Tag Archives: call centers overtime under over staffing scheduling

5 Signs that you may need a new shift schedule


Shift schedules rarely fail overnight.  Typically, there are plenty of warning signs; signs that tell you to take action before it’s too late.  Here are the 5 biggest warning signs.

#1: You have idle equipment while still not producing enough to meet customer demands.  There can be a lot of reasons for this; nearly all of which point to a schedule that does not have the right people in the right place at the right time.  Product flow, staffing, maintenance and production order variability can all be addressed with the right shiftwork structure.

#2: Maintenance is blaming equipment availability for a downward trend in equipment up-time.  You can’t fix something while it’s running.  The result is often and solution like “We’ll wait until the weekend to fix it.”  This is fine until you find that leaving too much to the weekend ends up with an overly fatigued maintenance group with not enough hours on the weekend to fix everything.  Scheduling equipment, like scheduling people, can improve maintenance accomplishment while still getting the production hours you need.

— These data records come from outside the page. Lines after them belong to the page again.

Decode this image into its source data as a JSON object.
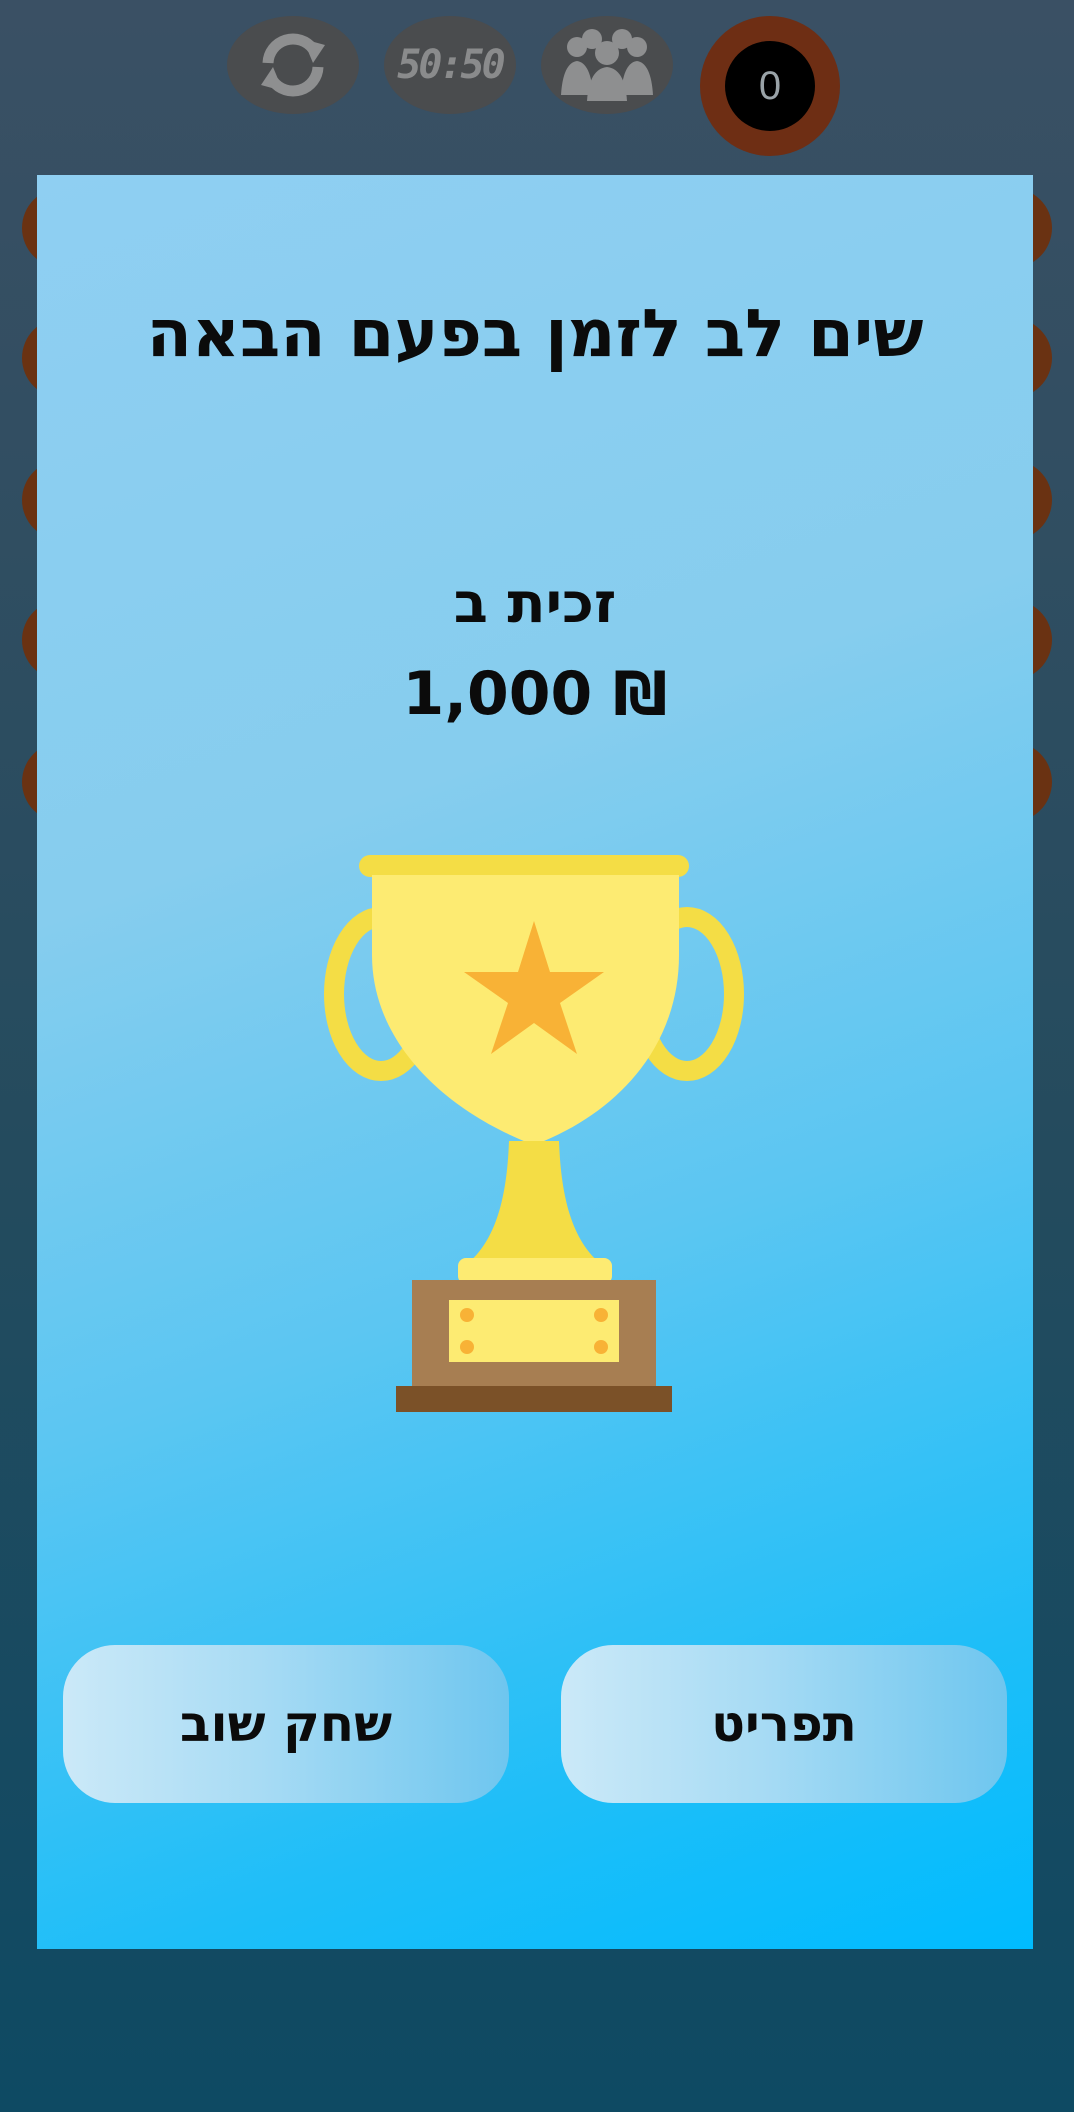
{
  "game": {
    "lifelines": {
      "fifty_fifty_label": "50:50"
    },
    "score": "0"
  },
  "modal": {
    "title": "שים לב לזמן בפעם הבאה",
    "win_label": "זכית ב",
    "win_amount": "₪ 1,000",
    "buttons": {
      "menu": "תפריט",
      "replay": "שחק שוב"
    }
  },
  "colors": {
    "trophy_gold": "#f4dd45",
    "trophy_light": "#fdeb72",
    "star": "#f8b236",
    "base_brown": "#a77e52",
    "base_dark": "#7b5128"
  }
}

#3: Absenteeism is going up as overtime starts to wear down your workforce.  As overtime goes up, two things will happen.  First of all, your workforce will start to get tired.  Secondly, they will notice that they are now making a lot of money and can afford to take time off.  This is a “death spiral”  situation in that it is self-perpetuating and will only get worse.  Staffing will impact overtime but to do so effectively, you must have a shiftwork structure to support the newly resized workforce.

#4: Local competition for labor is causing problems with recruitment and retention.  I can’t tell you how many times I’ve heard something like “Amazon just opened a mega-facility down the street and is hiring all of our employees away from us.”  The right schedule, one that is a good fit for your workforce as well as your business can help with this.  If wages are a concern, look for ways to get overtime to that 20% of your workforce that wants all they can get.  Overtime costs your company about the same as fully loaded straight time.  This means when you pay overtime, your employees make 50% more but your cost per hour is virtually unaffected.  Don’t lose your workforce because of wage pressures or quality of life issues.  The right shiftwork structure can help.

#5: Productivity metrics are dropping as equipment runtime-hours are on the rise.  If you are running more an more hours with the same old schedule, then you are probably seeing an increase in overtime.  While overtime is not a bad idea in many instances, it can eventually lead to worker fatigue.  This is especially true if you spread it evenly across all shifts.  Remember, not all employees want the same amount of overtime.  As fatigue goes up, so will accidents, quality issues and absenteeism.  You make find, for example, that running 6 days a week yields more output than running 5 days.  However, if you didn’t change schedules, a 20% increase in runtime will yield significantly less than a 20% increase in output.

In summary, don’t underestimate the impact of having the right shiftwork structure.  Fixing this issue is often the most expeditious and cost effective way of improving your overall operations.

For more information, call me, Jim Dillingham, at (415) 265-1621 or drop me a line at Jim@shift-work.com

Call Center Scheduling


There is a big difference between creating a shift schedule for a manufacturing plant and a call center.

More often than not, manufacturing tends to have steady workloads throughout a shift. While there may be some day to day variations, or even seasonality, these are relatively minor compared to what goes on at a call center.

Like all scheduling projects, we need to consider the needs of the workforce as well as the needs of the company.

For call centers, the needs of the company can be complicated. We look for answers to the following types of questions: When do the calls come in? How long do they last? Is it better to staff lean and miss a call or two or is it better to over staff and answer every call on the first ring? Answers to questions like these will create a mathematical model for schedule design.

To fit such a model, we often find that covering 24/7 with a simple 4-crew schedule does not offer a very good fit. Instead, we tend to find that several schedules, sometimes one per person puts the right number of people in the right place at the right time. We frequently resort to a variety of shift lengths that create gaps and overlaps at the appropriate times.

Just trying to do this for a single day can be very complicated. Doing it for an entire week while ensuring the workforce is not over/under utilized can take time, but the payoff will be significant.

If you pay an employee $20 an hour, over staffing will cost you about $70,000 per year per extra person. At the same time, under staffing will result in either high overtime or poor customer service.

The right schedule can make sure that you are staffed as optimally as possible.